At this time Te Karere and Waka Huia were virtually the only Māori heard on New Zealand’s television.
In 1994 Whai Ngata became Head of Māori Programmes responsible for Māori and Pacific programmes.
In the 90s, he completed the English-Māori dictionary begun by his father Hori Mahue Ngata and family. Hori Ngata died on February 1989, before it was completed, but Whai finished it.
In 1993, Ngata’s English–Maori Dictionary was published. It won the Award for Best Non-Fiction Book at the 1994 Montana Book Awards.
In 2007 Whai Ngata was made an Officer of the NZ Order of Merit, for services to broadcasting and television. His work changed the face of New Zealand broadcasting forever.
Whai Ngata died aged 74 after a long illness and is survived by his mother Mihihara, wife Geraldine, three sons and his beloved mokopuna.
‘E kapo ki te whetū, e kapo ki te marama,
e kapo ki te ata o tō raukura, ka riro ki paerau ki tō te huinga o te kahurangi ka oti atu koutou e.’

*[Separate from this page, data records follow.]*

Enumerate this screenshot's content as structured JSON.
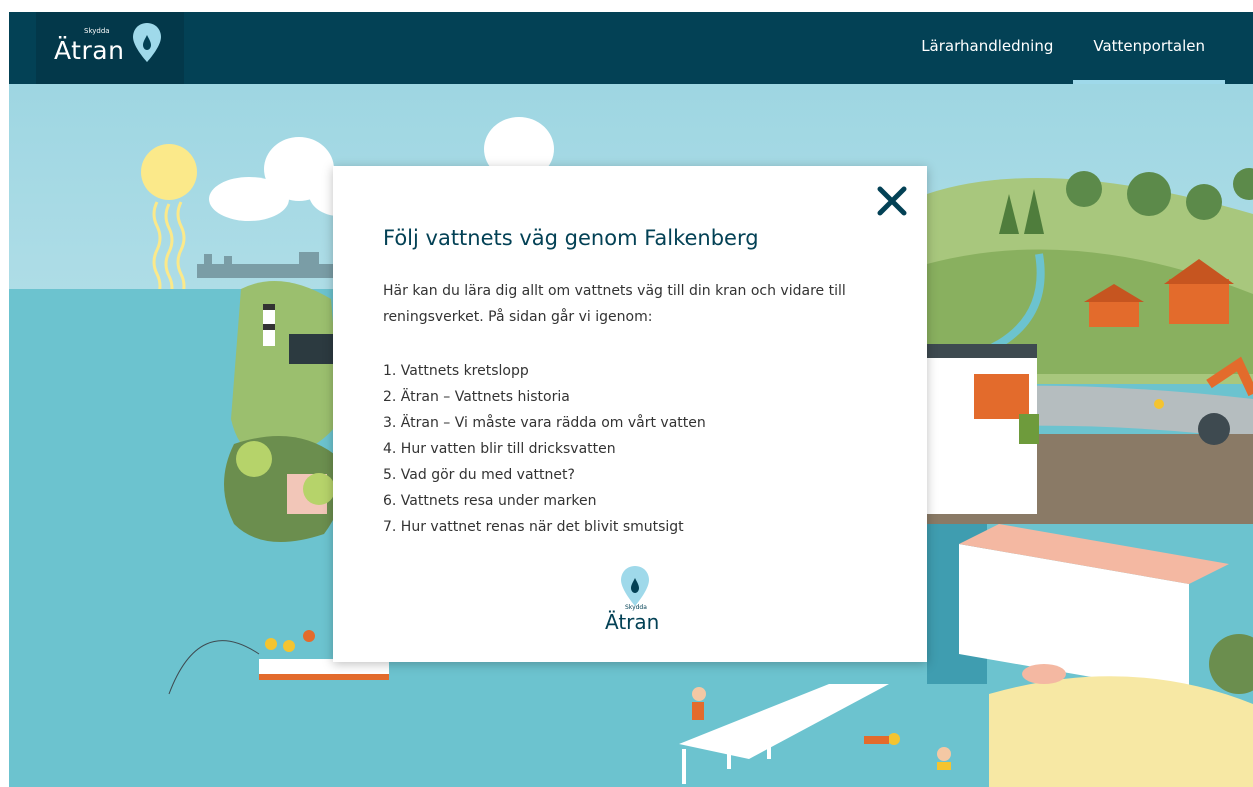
{
  "header": {
    "logo_word": "Ätran",
    "logo_sub": "Skydda",
    "nav": [
      {
        "label": "Lärarhandledning",
        "active": false
      },
      {
        "label": "Vattenportalen",
        "active": true
      }
    ]
  },
  "modal": {
    "title": "Följ vattnets väg genom Falkenberg",
    "intro": "Här kan du lära dig allt om vattnets väg till din kran och vidare till reningsverket. På sidan går vi igenom:",
    "items": [
      "1. Vattnets kretslopp",
      "2. Ätran – Vattnets historia",
      "3. Ätran – Vi måste vara rädda om vårt vatten",
      "4. Hur vatten blir till dricksvatten",
      "5. Vad gör du med vattnet?",
      "6. Vattnets resa under marken",
      "7. Hur vattnet renas när det blivit smutsigt"
    ],
    "logo_word": "Ätran",
    "logo_sub": "Skydda",
    "close_icon": "close-icon"
  },
  "colors": {
    "header": "#034155",
    "sea": "#6cc3cf",
    "sky": "#a9dde6",
    "accent": "#9fd9ea"
  }
}
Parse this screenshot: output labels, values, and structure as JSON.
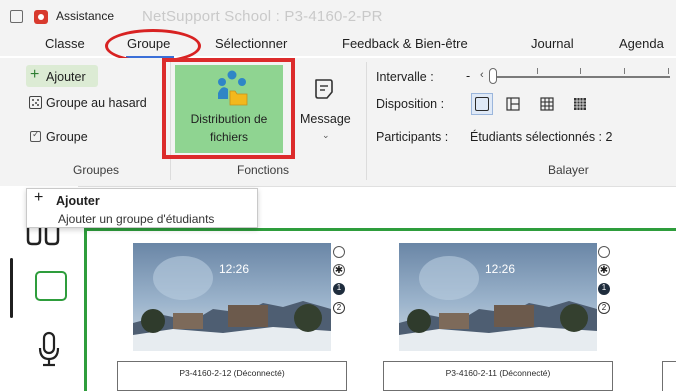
{
  "titlebar": {
    "app_name": "Assistance",
    "document_title": "NetSupport School : P3-4160-2-PR"
  },
  "ribbon_tabs": [
    "Classe",
    "Groupe",
    "Sélectionner",
    "Feedback & Bien-être",
    "Journal",
    "Agenda"
  ],
  "active_tab": "Groupe",
  "groups_section": {
    "add_label": "Ajouter",
    "random_label": "Groupe au hasard",
    "group_label": "Groupe",
    "section_label": "Groupes"
  },
  "functions_section": {
    "distribution_line1": "Distribution de",
    "distribution_line2": "fichiers",
    "message_label": "Message",
    "section_label": "Fonctions"
  },
  "scan_section": {
    "interval_label": "Intervalle :",
    "slider_minus": "-",
    "layout_label": "Disposition :",
    "participants_label": "Participants :",
    "participants_value": "Étudiants sélectionnés : 2",
    "section_label": "Balayer"
  },
  "tooltip": {
    "title": "Ajouter",
    "description": "Ajouter un groupe d'étudiants"
  },
  "students": [
    {
      "time": "12:26",
      "name": "P3-4160-2-12 (Déconnecté)",
      "badge1": "1",
      "badge2": "2"
    },
    {
      "time": "12:26",
      "name": "P3-4160-2-11 (Déconnecté)",
      "badge1": "1",
      "badge2": "2"
    }
  ],
  "colors": {
    "accent_green": "#2e9d3c",
    "highlight_red": "#dc2b2b",
    "distribution_bg": "#8fd491",
    "tab_underline": "#3a6fd8"
  }
}
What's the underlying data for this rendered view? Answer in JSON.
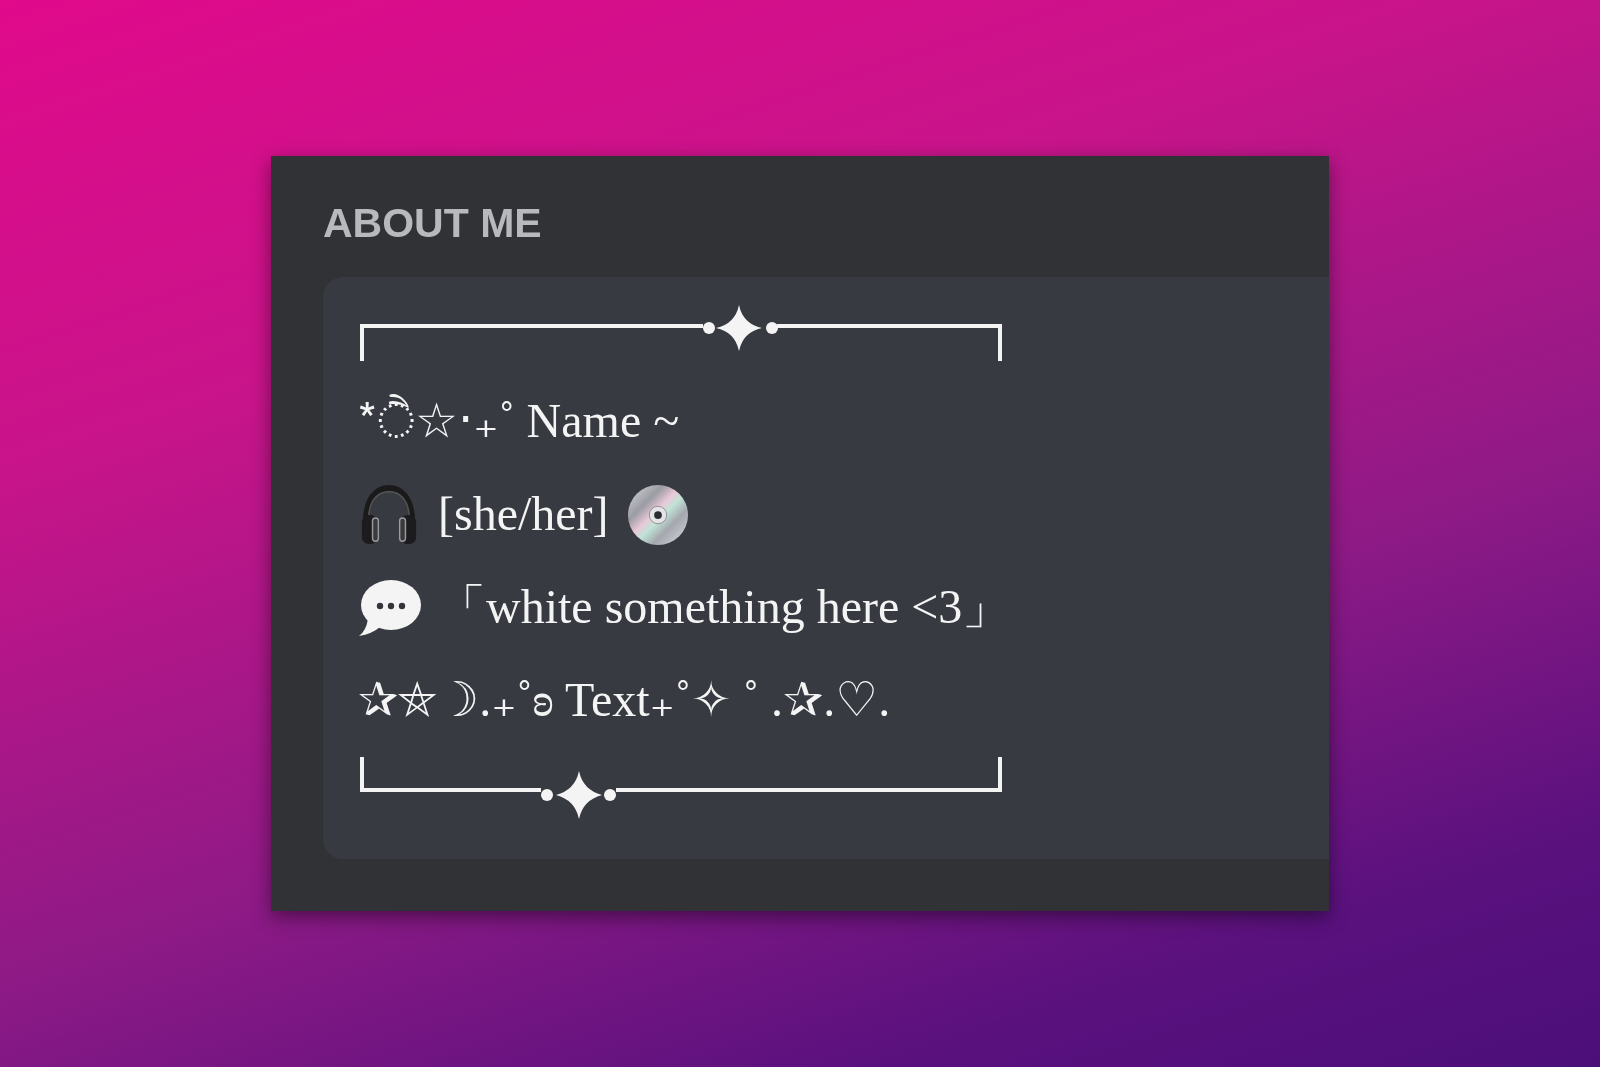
{
  "profile_card": {
    "heading": "ABOUT ME",
    "bio_lines": [
      {
        "kind": "plain",
        "text": "*ੈ☆‧₊˚ Name ~"
      },
      {
        "kind": "music",
        "text": "[she/her]"
      },
      {
        "kind": "chat",
        "text": "「white something here <3」"
      },
      {
        "kind": "plain",
        "text": "✰⛤☽.₊˚ʚ Text₊˚✧ ˚ .✰.♡."
      }
    ]
  }
}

E te tōtara haemata o te wao, e te kākā tarahae o te motu,
e te manu hononga o te pae e te Ahorangi e Ranginui,
kua tānuku te tihi o Tauwhare o Rangitoto,
e ka tānuku koā te toka i te moana i te tokatū moana
a ki ngā tai ki ngā ngaru, ā ki ngā hau,
haere, haere, haere atu rā.
It is with great sadness that we announce the passing of 83 year old Dr Ranginui Walker.
A fearless advocate of Māori rights and the Treaty of Waitangi he challenged the status quo with clear and critical thinking.
He made Pākeha New Zealanders question themselves, their attitudes, their institutions and the government. But he also made Māori question their own acceptance and compliance with institutional racism.
From Whakatohea Ranginui Walker was an educator, a historian and a social commentator. His column in the NZ Listener were later published as part of the book Ka Whaiwhai Tonu Matou: Struggle Without End. This book should be required reading for all New Zealanders.
He was secretary and later chairman of the Auckland District Māori Council. In 2003 he was appointed to the Waitangi Tribunal.
The Nga Tamatoa movement grew out of a young Māori leaders conference he organised.
In 2001, Ranginui Walker was made a Distinguished Companion of the New Zealand Order of Merit.
He remained a commentator and keen critic throughout his life giving of his time freely, particularly to Māori reporters, providing insight and commentary on issues, events and politics which impacted on Māori society.
Moe mai e te Rangatira. Okioki i roto i te rangimarie.
Tēnā koutou o te ao pāpāoho me nga ringa rehe o te ao kiriata. Ko tenei te mihi a Hine Raumati me Tane Rore a te Poari ki a koutou katoa. Kia huri o tātou whakaaro ki a rātou kua wehe atu ki te pō moe mai koutou. A ka tika kia hoki ki te ao tūroa ki a tātou te hunga ora e kawe tonu ngā kaupapa, ngā tīkanga me te reo rangatira a oū tātou mātua tūpuna tēnā koutou, tēnā koutou, a tēnā tātou katoa.
The Board of Ngā Aho Whakaari wish all our members and associates a merry Christmas and look forward to a creative and exciting New Year. Travel safely and be good to yourself and to your loved ones.
However I will be contactable by email firstname.lastname@example.org or by mobile 0212432731 but I tend to wander off where there is no mobile service or internet or electricity or even landlines sometimes so leave a message and when I get service I will reply.